WHAT YOU SHOULD DO: From the first line to the last, copy the listing below word for word.

******

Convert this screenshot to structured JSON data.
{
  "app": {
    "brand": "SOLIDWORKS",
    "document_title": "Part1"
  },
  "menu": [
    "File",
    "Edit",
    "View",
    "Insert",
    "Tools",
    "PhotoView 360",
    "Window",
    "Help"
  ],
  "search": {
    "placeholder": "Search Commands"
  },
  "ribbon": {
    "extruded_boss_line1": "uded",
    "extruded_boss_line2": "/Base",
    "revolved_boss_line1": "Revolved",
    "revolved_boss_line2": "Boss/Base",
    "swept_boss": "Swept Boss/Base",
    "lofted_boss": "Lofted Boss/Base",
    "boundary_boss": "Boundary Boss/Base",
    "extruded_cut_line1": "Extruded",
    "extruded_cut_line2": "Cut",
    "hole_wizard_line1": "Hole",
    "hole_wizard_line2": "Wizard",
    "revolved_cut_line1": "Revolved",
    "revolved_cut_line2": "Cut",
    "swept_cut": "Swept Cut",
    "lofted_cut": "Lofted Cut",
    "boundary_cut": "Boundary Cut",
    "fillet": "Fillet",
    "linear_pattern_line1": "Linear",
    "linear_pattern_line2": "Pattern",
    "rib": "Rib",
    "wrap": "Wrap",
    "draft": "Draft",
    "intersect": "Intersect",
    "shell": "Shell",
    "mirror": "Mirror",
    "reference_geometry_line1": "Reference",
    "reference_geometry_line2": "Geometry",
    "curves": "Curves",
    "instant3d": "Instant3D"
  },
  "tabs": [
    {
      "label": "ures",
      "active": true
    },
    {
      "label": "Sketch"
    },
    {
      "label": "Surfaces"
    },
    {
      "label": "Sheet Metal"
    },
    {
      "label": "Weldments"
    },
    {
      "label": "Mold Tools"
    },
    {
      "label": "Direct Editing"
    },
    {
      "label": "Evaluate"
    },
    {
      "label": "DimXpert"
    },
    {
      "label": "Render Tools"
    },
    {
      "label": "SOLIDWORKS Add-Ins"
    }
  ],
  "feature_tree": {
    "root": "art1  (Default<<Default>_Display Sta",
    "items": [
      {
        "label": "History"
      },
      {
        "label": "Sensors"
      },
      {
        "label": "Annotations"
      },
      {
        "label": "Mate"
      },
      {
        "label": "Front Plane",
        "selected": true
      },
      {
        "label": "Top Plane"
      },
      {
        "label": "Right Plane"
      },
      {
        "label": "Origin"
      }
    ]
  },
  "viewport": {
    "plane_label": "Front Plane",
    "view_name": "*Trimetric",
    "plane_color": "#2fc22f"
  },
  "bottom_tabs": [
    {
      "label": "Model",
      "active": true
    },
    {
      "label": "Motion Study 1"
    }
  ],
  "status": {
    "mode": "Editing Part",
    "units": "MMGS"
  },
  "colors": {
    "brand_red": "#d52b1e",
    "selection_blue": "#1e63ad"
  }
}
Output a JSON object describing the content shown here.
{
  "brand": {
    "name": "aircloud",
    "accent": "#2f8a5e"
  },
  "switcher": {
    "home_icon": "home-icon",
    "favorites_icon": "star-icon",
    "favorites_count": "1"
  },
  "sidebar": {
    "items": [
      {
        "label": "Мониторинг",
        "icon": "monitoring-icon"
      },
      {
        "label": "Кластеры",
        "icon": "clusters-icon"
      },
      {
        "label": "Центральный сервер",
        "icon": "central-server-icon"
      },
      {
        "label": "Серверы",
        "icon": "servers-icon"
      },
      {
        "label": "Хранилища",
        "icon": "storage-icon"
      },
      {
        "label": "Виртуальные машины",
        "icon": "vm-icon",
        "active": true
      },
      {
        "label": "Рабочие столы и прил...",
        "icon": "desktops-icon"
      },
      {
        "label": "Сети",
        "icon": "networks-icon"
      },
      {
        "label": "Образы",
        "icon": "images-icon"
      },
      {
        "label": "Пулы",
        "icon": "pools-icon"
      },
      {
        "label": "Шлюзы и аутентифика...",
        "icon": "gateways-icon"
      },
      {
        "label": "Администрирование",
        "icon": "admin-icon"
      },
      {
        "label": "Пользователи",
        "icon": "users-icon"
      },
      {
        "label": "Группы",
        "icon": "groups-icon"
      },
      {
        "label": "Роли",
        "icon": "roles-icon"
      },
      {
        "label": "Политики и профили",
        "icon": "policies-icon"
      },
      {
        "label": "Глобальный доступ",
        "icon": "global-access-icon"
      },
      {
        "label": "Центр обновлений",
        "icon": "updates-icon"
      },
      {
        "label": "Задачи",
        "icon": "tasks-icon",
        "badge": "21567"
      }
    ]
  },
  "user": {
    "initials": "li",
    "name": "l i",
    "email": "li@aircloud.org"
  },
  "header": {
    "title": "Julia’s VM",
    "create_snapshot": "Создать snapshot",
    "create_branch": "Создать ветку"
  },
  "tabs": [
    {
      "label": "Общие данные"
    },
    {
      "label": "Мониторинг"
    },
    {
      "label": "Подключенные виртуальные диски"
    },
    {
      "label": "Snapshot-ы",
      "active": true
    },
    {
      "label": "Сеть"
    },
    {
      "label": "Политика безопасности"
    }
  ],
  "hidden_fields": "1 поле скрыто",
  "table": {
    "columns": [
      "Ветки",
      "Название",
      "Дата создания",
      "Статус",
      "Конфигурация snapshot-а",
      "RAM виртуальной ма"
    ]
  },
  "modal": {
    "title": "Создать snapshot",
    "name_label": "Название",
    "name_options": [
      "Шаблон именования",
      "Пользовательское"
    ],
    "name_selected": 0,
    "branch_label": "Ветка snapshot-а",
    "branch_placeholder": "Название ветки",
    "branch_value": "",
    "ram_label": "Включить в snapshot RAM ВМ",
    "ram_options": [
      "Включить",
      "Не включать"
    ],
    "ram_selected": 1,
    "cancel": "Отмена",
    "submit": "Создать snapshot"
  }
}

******

ANSWER TO THE PROBLEM:
Convert this screenshot to structured JSON data.
{
  "app": {
    "brand": "SOLIDWORKS",
    "document_title": "Part1"
  },
  "menu": [
    "File",
    "Edit",
    "View",
    "Insert",
    "Tools",
    "PhotoView 360",
    "Window",
    "Help"
  ],
  "search": {
    "placeholder": "Search Commands"
  },
  "ribbon": {
    "extruded_boss_line1": "uded",
    "extruded_boss_line2": "/Base",
    "revolved_boss_line1": "Revolved",
    "revolved_boss_line2": "Boss/Base",
    "swept_boss": "Swept Boss/Base",
    "lofted_boss": "Lofted Boss/Base",
    "boundary_boss": "Boundary Boss/Base",
    "extruded_cut_line1": "Extruded",
    "extruded_cut_line2": "Cut",
    "hole_wizard_line1": "Hole",
    "hole_wizard_line2": "Wizard",
    "revolved_cut_line1": "Revolved",
    "revolved_cut_line2": "Cut",
    "swept_cut": "Swept Cut",
    "lofted_cut": "Lofted Cut",
    "boundary_cut": "Boundary Cut",
    "fillet": "Fillet",
    "linear_pattern_line1": "Linear",
    "linear_pattern_line2": "Pattern",
    "rib": "Rib",
    "wrap": "Wrap",
    "draft": "Draft",
    "intersect": "Intersect",
    "shell": "Shell",
    "mirror": "Mirror",
    "reference_geometry_line1": "Reference",
    "reference_geometry_line2": "Geometry",
    "curves": "Curves",
    "instant3d": "Instant3D"
  },
  "tabs": [
    {
      "label": "ures",
      "active": true
    },
    {
      "label": "Sketch"
    },
    {
      "label": "Surfaces"
    },
    {
      "label": "Sheet Metal"
    },
    {
      "label": "Weldments"
    },
    {
      "label": "Mold Tools"
    },
    {
      "label": "Direct Editing"
    },
    {
      "label": "Evaluate"
    },
    {
      "label": "DimXpert"
    },
    {
      "label": "Render Tools"
    },
    {
      "label": "SOLIDWORKS Add-Ins"
    }
  ],
  "feature_tree": {
    "root": "art1  (Default<<Default>_Display Sta",
    "items": [
      {
        "label": "History"
      },
      {
        "label": "Sensors"
      },
      {
        "label": "Annotations"
      },
      {
        "label": "Mate"
      },
      {
        "label": "Front Plane",
        "selected": true
      },
      {
        "label": "Top Plane"
      },
      {
        "label": "Right Plane"
      },
      {
        "label": "Origin"
      }
    ]
  },
  "viewport": {
    "plane_label": "Front Plane",
    "view_name": "*Trimetric",
    "plane_color": "#2fc22f"
  },
  "bottom_tabs": [
    {
      "label": "Model",
      "active": true
    },
    {
      "label": "Motion Study 1"
    }
  ],
  "status": {
    "mode": "Editing Part",
    "units": "MMGS"
  },
  "colors": {
    "brand_red": "#d52b1e",
    "selection_blue": "#1e63ad"
  }
}
Output a JSON object describing the content shown here.
{
  "brand": {
    "name": "aircloud",
    "accent": "#2f8a5e"
  },
  "switcher": {
    "home_icon": "home-icon",
    "favorites_icon": "star-icon",
    "favorites_count": "1"
  },
  "sidebar": {
    "items": [
      {
        "label": "Мониторинг",
        "icon": "monitoring-icon"
      },
      {
        "label": "Кластеры",
        "icon": "clusters-icon"
      },
      {
        "label": "Центральный сервер",
        "icon": "central-server-icon"
      },
      {
        "label": "Серверы",
        "icon": "servers-icon"
      },
      {
        "label": "Хранилища",
        "icon": "storage-icon"
      },
      {
        "label": "Виртуальные машины",
        "icon": "vm-icon",
        "active": true
      },
      {
        "label": "Рабочие столы и прил...",
        "icon": "desktops-icon"
      },
      {
        "label": "Сети",
        "icon": "networks-icon"
      },
      {
        "label": "Образы",
        "icon": "images-icon"
      },
      {
        "label": "Пулы",
        "icon": "pools-icon"
      },
      {
        "label": "Шлюзы и аутентифика...",
        "icon": "gateways-icon"
      },
      {
        "label": "Администрирование",
        "icon": "admin-icon"
      },
      {
        "label": "Пользователи",
        "icon": "users-icon"
      },
      {
        "label": "Группы",
        "icon": "groups-icon"
      },
      {
        "label": "Роли",
        "icon": "roles-icon"
      },
      {
        "label": "Политики и профили",
        "icon": "policies-icon"
      },
      {
        "label": "Глобальный доступ",
        "icon": "global-access-icon"
      },
      {
        "label": "Центр обновлений",
        "icon": "updates-icon"
      },
      {
        "label": "Задачи",
        "icon": "tasks-icon",
        "badge": "21567"
      }
    ]
  },
  "user": {
    "initials": "li",
    "name": "l i",
    "email": "li@aircloud.org"
  },
  "header": {
    "title": "Julia’s VM",
    "create_snapshot": "Создать snapshot",
    "create_branch": "Создать ветку"
  },
  "tabs": [
    {
      "label": "Общие данные"
    },
    {
      "label": "Мониторинг"
    },
    {
      "label": "Подключенные виртуальные диски"
    },
    {
      "label": "Snapshot-ы",
      "active": true
    },
    {
      "label": "Сеть"
    },
    {
      "label": "Политика безопасности"
    }
  ],
  "hidden_fields": "1 поле скрыто",
  "table": {
    "columns": [
      "Ветки",
      "Название",
      "Дата создания",
      "Статус",
      "Конфигурация snapshot-а",
      "RAM виртуальной ма"
    ]
  },
  "modal": {
    "title": "Создать snapshot",
    "name_label": "Название",
    "name_options": [
      "Шаблон именования",
      "Пользовательское"
    ],
    "name_selected": 0,
    "branch_label": "Ветка snapshot-а",
    "branch_placeholder": "Название ветки",
    "branch_value": "",
    "ram_label": "Включить в snapshot RAM ВМ",
    "ram_options": [
      "Включить",
      "Не включать"
    ],
    "ram_selected": 1,
    "cancel": "Отмена",
    "submit": "Создать snapshot"
  }
}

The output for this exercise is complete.